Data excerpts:
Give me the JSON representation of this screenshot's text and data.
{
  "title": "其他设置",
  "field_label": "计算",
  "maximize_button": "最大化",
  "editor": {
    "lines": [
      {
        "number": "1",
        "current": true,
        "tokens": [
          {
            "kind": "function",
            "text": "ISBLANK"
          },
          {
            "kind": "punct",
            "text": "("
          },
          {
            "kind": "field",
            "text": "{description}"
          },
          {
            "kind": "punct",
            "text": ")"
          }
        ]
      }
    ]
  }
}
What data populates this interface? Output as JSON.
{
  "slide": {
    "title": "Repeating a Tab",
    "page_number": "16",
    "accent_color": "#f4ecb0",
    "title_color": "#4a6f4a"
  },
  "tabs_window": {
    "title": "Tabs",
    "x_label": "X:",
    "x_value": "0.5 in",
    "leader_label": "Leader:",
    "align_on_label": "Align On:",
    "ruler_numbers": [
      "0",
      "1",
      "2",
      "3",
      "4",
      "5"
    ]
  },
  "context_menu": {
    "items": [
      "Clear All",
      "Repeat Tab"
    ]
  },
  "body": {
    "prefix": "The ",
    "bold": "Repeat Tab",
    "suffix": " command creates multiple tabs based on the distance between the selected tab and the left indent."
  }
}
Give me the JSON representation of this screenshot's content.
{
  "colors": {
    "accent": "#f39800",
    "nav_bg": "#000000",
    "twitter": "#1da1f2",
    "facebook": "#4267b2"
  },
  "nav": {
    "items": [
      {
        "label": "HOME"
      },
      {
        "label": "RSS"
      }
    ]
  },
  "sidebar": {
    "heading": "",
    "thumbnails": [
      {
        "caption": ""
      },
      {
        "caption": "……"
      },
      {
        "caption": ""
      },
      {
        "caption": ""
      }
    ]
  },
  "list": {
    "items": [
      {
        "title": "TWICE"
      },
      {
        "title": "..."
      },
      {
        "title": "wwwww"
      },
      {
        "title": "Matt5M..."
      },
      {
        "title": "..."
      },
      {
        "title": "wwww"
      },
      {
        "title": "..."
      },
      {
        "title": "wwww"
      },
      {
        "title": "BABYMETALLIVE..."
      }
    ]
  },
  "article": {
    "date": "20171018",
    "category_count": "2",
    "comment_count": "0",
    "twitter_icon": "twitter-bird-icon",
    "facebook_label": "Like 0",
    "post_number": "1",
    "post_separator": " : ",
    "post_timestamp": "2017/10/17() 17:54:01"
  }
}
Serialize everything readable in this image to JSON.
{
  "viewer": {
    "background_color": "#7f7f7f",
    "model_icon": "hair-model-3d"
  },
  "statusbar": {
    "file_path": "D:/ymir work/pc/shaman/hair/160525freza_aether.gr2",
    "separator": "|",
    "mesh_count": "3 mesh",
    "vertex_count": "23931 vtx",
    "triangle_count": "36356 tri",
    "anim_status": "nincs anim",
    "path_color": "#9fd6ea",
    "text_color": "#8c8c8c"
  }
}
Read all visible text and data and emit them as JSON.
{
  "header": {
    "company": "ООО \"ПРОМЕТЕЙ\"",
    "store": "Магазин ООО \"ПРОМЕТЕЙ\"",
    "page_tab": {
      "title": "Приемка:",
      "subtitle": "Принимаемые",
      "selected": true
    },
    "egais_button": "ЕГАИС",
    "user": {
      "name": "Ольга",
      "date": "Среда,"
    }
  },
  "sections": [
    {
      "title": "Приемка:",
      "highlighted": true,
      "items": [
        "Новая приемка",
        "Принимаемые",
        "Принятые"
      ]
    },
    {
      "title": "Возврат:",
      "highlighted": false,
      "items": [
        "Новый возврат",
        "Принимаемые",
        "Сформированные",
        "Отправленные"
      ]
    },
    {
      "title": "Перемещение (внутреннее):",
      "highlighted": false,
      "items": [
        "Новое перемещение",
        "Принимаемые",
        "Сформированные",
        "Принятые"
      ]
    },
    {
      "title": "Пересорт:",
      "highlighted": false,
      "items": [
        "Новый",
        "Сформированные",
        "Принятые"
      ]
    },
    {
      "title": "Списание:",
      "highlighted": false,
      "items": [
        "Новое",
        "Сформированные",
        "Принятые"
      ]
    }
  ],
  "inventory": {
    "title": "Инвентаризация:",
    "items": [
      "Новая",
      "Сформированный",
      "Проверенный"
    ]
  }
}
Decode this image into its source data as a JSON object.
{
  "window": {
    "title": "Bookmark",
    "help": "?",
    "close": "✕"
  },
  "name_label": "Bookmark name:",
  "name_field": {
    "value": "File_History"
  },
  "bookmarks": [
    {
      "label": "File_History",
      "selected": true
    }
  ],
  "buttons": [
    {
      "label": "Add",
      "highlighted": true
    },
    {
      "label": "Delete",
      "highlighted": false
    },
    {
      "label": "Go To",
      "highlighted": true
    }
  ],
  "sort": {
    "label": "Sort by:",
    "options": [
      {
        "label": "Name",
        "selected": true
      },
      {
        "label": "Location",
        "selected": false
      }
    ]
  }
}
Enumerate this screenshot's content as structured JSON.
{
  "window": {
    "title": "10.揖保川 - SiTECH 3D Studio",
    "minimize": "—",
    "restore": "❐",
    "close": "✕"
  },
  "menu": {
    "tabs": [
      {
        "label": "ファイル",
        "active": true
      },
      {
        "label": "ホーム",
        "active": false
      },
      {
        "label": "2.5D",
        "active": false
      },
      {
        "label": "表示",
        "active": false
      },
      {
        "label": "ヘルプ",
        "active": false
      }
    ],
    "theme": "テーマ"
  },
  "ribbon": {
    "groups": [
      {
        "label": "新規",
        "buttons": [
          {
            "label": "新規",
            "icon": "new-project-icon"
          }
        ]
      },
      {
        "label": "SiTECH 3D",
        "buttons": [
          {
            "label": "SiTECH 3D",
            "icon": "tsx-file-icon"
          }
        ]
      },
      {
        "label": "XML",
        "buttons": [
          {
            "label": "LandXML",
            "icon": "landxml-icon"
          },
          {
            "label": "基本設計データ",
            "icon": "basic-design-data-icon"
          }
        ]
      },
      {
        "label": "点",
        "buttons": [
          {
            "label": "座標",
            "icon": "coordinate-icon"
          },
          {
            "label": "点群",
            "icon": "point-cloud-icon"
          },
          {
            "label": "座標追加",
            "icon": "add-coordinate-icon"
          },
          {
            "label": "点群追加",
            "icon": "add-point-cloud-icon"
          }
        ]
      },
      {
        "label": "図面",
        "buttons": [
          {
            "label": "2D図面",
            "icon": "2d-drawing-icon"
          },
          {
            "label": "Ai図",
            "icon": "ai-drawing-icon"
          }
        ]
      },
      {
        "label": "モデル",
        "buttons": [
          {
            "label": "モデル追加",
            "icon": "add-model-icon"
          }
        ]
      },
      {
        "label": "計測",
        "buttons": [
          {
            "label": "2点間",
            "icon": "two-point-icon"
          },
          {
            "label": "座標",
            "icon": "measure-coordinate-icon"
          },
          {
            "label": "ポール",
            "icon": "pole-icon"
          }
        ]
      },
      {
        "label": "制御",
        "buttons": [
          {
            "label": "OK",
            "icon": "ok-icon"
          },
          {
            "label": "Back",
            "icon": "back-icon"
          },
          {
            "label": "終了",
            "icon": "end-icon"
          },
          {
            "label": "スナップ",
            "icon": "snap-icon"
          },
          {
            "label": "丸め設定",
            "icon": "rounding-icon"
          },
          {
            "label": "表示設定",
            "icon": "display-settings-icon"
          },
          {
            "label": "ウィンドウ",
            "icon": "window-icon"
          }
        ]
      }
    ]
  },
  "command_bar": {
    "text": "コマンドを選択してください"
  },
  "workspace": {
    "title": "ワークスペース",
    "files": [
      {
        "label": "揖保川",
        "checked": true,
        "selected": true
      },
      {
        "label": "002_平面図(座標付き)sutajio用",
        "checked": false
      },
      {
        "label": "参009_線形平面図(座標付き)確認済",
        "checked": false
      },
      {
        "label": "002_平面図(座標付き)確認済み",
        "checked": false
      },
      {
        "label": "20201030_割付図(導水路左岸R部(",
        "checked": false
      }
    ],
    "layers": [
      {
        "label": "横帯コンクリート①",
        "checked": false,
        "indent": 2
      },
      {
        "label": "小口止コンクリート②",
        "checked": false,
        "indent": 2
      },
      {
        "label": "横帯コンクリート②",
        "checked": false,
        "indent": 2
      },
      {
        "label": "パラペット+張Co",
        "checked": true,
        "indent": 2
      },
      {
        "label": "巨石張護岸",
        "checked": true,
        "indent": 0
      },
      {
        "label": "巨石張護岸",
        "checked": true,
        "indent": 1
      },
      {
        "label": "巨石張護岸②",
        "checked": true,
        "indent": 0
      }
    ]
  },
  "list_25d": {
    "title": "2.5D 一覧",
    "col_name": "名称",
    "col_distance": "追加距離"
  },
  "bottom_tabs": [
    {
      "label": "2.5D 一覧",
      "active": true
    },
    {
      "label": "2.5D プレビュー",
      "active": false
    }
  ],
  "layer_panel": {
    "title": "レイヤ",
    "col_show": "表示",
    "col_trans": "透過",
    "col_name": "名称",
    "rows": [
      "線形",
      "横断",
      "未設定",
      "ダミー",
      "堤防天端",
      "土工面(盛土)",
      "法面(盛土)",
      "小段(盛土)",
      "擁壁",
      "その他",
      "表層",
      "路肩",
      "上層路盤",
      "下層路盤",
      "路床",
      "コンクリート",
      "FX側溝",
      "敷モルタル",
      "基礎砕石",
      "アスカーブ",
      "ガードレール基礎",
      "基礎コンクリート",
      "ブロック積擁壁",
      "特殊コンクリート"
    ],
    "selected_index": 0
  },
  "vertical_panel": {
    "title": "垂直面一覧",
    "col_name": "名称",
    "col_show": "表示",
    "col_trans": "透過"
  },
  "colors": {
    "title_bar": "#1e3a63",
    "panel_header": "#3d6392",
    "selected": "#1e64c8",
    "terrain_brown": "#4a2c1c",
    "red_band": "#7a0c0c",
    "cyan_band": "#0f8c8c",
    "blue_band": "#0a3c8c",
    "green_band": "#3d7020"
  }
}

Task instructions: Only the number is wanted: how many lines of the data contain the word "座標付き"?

Expected answer: 3